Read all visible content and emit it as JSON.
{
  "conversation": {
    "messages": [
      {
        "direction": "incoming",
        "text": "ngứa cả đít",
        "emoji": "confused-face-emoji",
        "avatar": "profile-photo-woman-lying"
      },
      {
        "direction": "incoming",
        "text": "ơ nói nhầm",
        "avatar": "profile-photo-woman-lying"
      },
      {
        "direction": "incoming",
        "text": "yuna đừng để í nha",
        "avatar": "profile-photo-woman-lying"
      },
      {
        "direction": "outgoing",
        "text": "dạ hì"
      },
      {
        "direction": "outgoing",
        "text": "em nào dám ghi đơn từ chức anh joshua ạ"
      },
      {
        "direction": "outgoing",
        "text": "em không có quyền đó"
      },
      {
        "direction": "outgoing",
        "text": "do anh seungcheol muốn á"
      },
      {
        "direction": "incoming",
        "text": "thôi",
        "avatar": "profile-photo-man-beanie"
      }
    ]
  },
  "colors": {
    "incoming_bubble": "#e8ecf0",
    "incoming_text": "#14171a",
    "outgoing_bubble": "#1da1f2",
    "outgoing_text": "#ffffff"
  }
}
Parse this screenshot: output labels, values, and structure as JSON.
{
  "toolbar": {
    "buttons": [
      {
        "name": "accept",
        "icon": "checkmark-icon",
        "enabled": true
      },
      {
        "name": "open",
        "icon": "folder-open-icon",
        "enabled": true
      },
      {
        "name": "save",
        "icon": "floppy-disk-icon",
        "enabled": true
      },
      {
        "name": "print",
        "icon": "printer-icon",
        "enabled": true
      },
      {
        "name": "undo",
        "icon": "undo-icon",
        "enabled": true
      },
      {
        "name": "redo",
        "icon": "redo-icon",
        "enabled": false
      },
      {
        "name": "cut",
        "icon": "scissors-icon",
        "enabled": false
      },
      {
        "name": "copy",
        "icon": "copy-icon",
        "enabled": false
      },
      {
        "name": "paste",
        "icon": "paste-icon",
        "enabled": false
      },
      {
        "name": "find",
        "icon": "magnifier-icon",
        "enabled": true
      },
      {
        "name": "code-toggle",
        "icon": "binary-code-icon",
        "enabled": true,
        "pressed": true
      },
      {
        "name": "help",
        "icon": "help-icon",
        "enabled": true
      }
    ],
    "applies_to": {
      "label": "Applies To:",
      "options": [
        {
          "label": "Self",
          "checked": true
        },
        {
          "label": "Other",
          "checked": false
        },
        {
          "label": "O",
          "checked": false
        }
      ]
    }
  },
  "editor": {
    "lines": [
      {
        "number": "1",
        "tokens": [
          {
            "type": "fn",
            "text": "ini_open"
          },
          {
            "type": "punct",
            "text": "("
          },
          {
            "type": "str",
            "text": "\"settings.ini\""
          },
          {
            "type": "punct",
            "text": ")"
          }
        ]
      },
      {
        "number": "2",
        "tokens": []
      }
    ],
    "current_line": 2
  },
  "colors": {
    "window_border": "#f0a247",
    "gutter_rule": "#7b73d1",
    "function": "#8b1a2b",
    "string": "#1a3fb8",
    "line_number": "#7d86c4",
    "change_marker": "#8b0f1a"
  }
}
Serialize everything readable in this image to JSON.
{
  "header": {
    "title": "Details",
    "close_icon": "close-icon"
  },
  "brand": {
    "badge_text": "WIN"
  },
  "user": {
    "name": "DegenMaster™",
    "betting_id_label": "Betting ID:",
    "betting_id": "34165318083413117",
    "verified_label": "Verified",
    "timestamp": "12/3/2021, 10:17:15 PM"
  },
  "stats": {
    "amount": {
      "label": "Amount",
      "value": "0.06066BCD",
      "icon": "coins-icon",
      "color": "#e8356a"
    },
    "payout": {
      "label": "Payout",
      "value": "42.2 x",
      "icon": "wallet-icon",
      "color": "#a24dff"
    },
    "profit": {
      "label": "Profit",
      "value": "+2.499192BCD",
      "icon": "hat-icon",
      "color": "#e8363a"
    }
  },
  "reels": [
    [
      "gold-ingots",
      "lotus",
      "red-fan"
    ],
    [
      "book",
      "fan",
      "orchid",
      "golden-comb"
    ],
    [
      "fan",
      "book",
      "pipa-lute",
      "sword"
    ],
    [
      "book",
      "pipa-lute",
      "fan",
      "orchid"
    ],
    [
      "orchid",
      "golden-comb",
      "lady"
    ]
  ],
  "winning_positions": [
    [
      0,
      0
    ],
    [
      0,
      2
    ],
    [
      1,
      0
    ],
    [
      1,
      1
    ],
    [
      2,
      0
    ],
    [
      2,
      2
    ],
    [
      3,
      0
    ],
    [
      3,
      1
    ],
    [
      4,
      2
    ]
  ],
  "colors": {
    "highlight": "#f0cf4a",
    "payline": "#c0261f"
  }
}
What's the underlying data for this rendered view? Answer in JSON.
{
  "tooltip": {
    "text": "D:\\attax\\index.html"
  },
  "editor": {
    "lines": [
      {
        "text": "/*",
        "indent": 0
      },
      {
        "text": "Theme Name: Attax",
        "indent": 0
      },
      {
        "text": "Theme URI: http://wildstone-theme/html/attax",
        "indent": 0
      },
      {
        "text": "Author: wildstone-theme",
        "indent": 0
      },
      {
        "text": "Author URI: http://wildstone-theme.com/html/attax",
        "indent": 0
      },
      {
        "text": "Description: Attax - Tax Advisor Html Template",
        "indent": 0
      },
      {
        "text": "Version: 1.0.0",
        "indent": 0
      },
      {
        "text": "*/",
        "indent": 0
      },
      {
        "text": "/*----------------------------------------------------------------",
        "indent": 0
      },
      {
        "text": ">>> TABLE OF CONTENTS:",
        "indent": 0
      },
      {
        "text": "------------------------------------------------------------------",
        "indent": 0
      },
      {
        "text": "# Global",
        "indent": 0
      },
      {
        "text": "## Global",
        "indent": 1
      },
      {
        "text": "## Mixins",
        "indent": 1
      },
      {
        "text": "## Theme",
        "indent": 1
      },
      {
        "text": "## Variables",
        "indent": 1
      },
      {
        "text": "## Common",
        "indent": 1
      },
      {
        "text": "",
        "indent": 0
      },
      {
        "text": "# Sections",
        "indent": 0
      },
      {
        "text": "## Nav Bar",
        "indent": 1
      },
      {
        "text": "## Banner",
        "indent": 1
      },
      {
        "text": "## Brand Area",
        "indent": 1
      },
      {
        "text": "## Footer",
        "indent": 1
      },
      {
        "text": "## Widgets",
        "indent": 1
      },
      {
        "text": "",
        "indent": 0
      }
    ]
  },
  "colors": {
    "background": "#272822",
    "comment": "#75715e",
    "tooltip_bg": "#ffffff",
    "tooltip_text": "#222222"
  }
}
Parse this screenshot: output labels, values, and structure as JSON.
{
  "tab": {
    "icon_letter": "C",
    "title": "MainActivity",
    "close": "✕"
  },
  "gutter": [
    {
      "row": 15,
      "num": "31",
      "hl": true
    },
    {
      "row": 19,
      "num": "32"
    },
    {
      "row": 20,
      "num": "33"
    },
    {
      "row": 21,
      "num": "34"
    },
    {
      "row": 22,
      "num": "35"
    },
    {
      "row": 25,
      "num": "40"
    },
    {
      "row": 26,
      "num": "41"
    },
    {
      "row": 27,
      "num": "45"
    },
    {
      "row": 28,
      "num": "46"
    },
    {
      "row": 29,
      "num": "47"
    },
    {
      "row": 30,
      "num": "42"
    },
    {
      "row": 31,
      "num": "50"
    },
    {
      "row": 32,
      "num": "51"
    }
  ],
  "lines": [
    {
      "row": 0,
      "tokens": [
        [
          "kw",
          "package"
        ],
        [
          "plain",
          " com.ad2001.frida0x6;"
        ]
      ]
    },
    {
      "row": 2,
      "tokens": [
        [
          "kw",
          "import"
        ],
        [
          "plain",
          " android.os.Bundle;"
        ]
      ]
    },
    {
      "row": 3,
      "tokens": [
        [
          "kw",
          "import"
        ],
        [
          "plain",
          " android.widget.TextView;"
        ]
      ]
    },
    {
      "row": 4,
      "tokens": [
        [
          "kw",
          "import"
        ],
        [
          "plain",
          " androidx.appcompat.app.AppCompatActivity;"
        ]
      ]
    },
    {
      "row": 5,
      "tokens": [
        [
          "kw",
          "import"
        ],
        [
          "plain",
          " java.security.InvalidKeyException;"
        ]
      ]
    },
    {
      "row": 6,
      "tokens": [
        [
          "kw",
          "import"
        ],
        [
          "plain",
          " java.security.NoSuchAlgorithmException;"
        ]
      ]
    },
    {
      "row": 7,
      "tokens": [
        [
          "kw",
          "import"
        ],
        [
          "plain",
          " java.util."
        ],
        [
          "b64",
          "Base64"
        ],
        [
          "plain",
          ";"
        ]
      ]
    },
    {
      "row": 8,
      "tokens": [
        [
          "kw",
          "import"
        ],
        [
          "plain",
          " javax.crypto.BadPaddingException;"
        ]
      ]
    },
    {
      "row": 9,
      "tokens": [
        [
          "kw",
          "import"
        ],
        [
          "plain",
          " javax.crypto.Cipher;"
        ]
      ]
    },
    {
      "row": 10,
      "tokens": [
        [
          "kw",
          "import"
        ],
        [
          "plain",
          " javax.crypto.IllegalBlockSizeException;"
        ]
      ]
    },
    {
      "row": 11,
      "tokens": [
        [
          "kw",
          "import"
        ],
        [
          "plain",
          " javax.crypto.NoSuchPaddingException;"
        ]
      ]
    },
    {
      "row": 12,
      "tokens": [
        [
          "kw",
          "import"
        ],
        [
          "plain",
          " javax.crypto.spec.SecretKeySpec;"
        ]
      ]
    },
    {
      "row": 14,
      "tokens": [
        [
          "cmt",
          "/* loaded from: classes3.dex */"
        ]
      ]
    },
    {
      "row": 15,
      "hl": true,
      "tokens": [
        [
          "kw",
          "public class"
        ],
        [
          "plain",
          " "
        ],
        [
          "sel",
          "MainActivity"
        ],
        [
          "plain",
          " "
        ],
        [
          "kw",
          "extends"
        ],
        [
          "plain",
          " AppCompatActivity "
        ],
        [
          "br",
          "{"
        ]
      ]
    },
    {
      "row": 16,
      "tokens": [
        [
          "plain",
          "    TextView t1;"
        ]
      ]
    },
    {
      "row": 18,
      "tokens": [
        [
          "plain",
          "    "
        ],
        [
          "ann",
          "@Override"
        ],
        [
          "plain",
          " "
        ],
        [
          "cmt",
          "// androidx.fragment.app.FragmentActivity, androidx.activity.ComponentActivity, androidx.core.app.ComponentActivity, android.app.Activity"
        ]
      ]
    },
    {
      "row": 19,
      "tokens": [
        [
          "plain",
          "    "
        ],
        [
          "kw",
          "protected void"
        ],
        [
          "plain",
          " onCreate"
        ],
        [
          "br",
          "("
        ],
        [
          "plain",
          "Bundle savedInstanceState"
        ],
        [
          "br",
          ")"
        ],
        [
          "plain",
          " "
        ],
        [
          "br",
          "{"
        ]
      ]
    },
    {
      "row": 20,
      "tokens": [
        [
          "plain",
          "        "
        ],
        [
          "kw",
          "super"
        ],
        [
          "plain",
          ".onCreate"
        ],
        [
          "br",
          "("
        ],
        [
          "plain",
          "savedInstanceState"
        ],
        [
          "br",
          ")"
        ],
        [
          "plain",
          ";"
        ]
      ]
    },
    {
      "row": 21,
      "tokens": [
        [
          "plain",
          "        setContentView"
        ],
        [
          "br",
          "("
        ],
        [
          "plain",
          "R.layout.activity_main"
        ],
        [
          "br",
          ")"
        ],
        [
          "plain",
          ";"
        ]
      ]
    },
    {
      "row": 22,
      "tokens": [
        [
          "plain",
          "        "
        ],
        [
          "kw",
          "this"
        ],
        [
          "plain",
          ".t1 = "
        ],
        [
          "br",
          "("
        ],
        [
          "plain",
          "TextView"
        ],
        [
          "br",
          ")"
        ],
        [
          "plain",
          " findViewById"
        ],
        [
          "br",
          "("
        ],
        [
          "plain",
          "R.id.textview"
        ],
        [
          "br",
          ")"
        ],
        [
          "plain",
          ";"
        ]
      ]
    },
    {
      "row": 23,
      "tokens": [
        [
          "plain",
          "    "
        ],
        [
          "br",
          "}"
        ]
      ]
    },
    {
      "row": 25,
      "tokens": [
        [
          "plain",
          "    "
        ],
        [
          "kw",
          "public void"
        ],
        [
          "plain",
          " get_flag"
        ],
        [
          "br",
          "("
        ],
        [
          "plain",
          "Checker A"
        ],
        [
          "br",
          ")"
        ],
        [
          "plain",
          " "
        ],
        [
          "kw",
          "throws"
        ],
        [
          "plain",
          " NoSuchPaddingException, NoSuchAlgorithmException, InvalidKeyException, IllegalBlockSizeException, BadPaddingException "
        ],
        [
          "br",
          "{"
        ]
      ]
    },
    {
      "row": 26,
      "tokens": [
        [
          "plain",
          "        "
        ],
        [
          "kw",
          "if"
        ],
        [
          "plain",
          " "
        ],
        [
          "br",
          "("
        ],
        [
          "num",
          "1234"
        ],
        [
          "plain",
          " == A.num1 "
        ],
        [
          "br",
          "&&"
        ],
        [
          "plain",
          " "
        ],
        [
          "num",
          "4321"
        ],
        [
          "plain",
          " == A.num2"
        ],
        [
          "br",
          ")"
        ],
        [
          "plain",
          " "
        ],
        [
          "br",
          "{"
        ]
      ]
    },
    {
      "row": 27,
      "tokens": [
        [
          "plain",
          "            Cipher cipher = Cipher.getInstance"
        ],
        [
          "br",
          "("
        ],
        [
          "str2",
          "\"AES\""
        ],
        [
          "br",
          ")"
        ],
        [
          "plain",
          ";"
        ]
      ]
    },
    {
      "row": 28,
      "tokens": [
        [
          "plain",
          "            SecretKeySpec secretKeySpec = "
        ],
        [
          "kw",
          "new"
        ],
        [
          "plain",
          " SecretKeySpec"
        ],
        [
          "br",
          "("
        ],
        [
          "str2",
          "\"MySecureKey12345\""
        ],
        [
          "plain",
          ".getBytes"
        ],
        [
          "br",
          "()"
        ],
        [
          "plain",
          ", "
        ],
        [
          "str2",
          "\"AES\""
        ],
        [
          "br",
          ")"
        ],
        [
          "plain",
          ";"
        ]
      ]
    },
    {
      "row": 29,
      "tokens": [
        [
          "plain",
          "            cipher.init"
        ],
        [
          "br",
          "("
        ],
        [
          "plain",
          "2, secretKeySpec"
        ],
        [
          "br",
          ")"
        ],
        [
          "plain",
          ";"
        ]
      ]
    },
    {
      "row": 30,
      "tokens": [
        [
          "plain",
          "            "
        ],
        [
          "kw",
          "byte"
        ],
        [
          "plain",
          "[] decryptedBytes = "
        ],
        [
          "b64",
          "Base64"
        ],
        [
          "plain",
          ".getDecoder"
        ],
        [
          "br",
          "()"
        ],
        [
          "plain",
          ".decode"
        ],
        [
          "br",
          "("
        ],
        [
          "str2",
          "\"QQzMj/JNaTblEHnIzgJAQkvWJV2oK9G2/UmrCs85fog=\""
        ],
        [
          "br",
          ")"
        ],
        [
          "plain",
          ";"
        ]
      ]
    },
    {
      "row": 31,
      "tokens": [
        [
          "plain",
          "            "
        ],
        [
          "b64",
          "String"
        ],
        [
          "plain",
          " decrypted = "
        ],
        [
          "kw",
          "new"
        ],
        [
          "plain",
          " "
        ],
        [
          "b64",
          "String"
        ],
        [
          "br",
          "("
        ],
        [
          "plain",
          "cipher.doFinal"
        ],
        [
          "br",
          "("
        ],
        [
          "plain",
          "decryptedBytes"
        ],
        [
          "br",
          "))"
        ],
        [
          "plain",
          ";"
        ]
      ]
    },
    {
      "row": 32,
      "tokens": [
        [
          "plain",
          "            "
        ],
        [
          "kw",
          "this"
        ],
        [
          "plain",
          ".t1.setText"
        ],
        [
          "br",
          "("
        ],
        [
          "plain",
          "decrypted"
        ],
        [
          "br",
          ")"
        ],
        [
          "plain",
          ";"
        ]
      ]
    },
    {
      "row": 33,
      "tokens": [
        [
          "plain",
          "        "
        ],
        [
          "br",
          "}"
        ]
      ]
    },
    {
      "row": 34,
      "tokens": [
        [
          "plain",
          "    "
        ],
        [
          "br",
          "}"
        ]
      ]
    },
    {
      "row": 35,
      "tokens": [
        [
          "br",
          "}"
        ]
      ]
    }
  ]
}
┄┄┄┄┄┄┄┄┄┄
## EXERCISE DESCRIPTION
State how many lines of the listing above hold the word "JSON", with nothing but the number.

## OUTPUT BELOW
5